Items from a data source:
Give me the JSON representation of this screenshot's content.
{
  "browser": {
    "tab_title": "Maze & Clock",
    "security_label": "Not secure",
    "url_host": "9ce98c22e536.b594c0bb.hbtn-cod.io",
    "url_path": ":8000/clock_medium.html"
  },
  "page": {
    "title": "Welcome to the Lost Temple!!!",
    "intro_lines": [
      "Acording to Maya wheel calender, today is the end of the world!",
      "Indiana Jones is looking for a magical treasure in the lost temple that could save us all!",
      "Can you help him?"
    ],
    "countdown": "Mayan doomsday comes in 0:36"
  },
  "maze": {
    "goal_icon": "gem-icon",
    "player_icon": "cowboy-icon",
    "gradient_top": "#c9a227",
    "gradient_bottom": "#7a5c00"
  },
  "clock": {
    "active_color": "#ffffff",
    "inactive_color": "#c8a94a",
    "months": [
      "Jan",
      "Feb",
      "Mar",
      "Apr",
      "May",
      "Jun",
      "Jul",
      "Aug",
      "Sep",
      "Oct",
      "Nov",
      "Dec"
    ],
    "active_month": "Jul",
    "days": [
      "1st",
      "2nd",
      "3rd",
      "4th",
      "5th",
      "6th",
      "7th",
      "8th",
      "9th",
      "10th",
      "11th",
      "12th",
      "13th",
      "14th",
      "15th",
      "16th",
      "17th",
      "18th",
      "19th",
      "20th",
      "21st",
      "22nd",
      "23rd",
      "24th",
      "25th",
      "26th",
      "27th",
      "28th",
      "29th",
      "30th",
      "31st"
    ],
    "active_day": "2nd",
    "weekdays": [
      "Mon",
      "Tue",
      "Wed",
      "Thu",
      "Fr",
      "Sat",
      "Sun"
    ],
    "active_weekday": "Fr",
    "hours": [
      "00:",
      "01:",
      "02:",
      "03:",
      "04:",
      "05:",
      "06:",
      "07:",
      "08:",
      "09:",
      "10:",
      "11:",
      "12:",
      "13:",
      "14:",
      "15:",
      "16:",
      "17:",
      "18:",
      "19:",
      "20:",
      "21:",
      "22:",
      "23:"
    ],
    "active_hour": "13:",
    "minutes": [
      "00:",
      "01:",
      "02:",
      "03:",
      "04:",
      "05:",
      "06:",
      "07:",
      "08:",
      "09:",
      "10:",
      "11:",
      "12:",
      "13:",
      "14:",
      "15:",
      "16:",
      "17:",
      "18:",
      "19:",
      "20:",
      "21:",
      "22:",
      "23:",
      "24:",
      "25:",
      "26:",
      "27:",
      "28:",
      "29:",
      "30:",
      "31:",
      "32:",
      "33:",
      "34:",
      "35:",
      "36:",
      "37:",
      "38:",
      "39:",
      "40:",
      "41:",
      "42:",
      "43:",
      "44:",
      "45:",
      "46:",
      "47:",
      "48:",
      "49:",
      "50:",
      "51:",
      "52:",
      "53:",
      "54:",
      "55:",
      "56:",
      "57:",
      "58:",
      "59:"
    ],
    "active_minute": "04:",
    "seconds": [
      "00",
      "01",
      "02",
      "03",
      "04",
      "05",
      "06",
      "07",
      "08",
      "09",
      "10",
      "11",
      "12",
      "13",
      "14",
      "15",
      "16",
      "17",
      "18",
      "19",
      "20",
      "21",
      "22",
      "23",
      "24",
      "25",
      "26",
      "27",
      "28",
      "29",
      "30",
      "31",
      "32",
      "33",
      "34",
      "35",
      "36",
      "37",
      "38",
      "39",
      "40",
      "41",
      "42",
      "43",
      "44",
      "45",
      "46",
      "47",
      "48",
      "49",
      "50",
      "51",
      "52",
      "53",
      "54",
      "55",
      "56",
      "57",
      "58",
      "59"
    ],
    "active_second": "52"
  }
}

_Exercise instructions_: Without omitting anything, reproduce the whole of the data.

_Problem solution_:
Give me the JSON representation of this screenshot's content.
{
  "browser": {
    "tab_title": "Maze & Clock",
    "security_label": "Not secure",
    "url_host": "9ce98c22e536.b594c0bb.hbtn-cod.io",
    "url_path": ":8000/clock_medium.html"
  },
  "page": {
    "title": "Welcome to the Lost Temple!!!",
    "intro_lines": [
      "Acording to Maya wheel calender, today is the end of the world!",
      "Indiana Jones is looking for a magical treasure in the lost temple that could save us all!",
      "Can you help him?"
    ],
    "countdown": "Mayan doomsday comes in 0:36"
  },
  "maze": {
    "goal_icon": "gem-icon",
    "player_icon": "cowboy-icon",
    "gradient_top": "#c9a227",
    "gradient_bottom": "#7a5c00"
  },
  "clock": {
    "active_color": "#ffffff",
    "inactive_color": "#c8a94a",
    "months": [
      "Jan",
      "Feb",
      "Mar",
      "Apr",
      "May",
      "Jun",
      "Jul",
      "Aug",
      "Sep",
      "Oct",
      "Nov",
      "Dec"
    ],
    "active_month": "Jul",
    "days": [
      "1st",
      "2nd",
      "3rd",
      "4th",
      "5th",
      "6th",
      "7th",
      "8th",
      "9th",
      "10th",
      "11th",
      "12th",
      "13th",
      "14th",
      "15th",
      "16th",
      "17th",
      "18th",
      "19th",
      "20th",
      "21st",
      "22nd",
      "23rd",
      "24th",
      "25th",
      "26th",
      "27th",
      "28th",
      "29th",
      "30th",
      "31st"
    ],
    "active_day": "2nd",
    "weekdays": [
      "Mon",
      "Tue",
      "Wed",
      "Thu",
      "Fr",
      "Sat",
      "Sun"
    ],
    "active_weekday": "Fr",
    "hours": [
      "00:",
      "01:",
      "02:",
      "03:",
      "04:",
      "05:",
      "06:",
      "07:",
      "08:",
      "09:",
      "10:",
      "11:",
      "12:",
      "13:",
      "14:",
      "15:",
      "16:",
      "17:",
      "18:",
      "19:",
      "20:",
      "21:",
      "22:",
      "23:"
    ],
    "active_hour": "13:",
    "minutes": [
      "00:",
      "01:",
      "02:",
      "03:",
      "04:",
      "05:",
      "06:",
      "07:",
      "08:",
      "09:",
      "10:",
      "11:",
      "12:",
      "13:",
      "14:",
      "15:",
      "16:",
      "17:",
      "18:",
      "19:",
      "20:",
      "21:",
      "22:",
      "23:",
      "24:",
      "25:",
      "26:",
      "27:",
      "28:",
      "29:",
      "30:",
      "31:",
      "32:",
      "33:",
      "34:",
      "35:",
      "36:",
      "37:",
      "38:",
      "39:",
      "40:",
      "41:",
      "42:",
      "43:",
      "44:",
      "45:",
      "46:",
      "47:",
      "48:",
      "49:",
      "50:",
      "51:",
      "52:",
      "53:",
      "54:",
      "55:",
      "56:",
      "57:",
      "58:",
      "59:"
    ],
    "active_minute": "04:",
    "seconds": [
      "00",
      "01",
      "02",
      "03",
      "04",
      "05",
      "06",
      "07",
      "08",
      "09",
      "10",
      "11",
      "12",
      "13",
      "14",
      "15",
      "16",
      "17",
      "18",
      "19",
      "20",
      "21",
      "22",
      "23",
      "24",
      "25",
      "26",
      "27",
      "28",
      "29",
      "30",
      "31",
      "32",
      "33",
      "34",
      "35",
      "36",
      "37",
      "38",
      "39",
      "40",
      "41",
      "42",
      "43",
      "44",
      "45",
      "46",
      "47",
      "48",
      "49",
      "50",
      "51",
      "52",
      "53",
      "54",
      "55",
      "56",
      "57",
      "58",
      "59"
    ],
    "active_second": "52"
  }
}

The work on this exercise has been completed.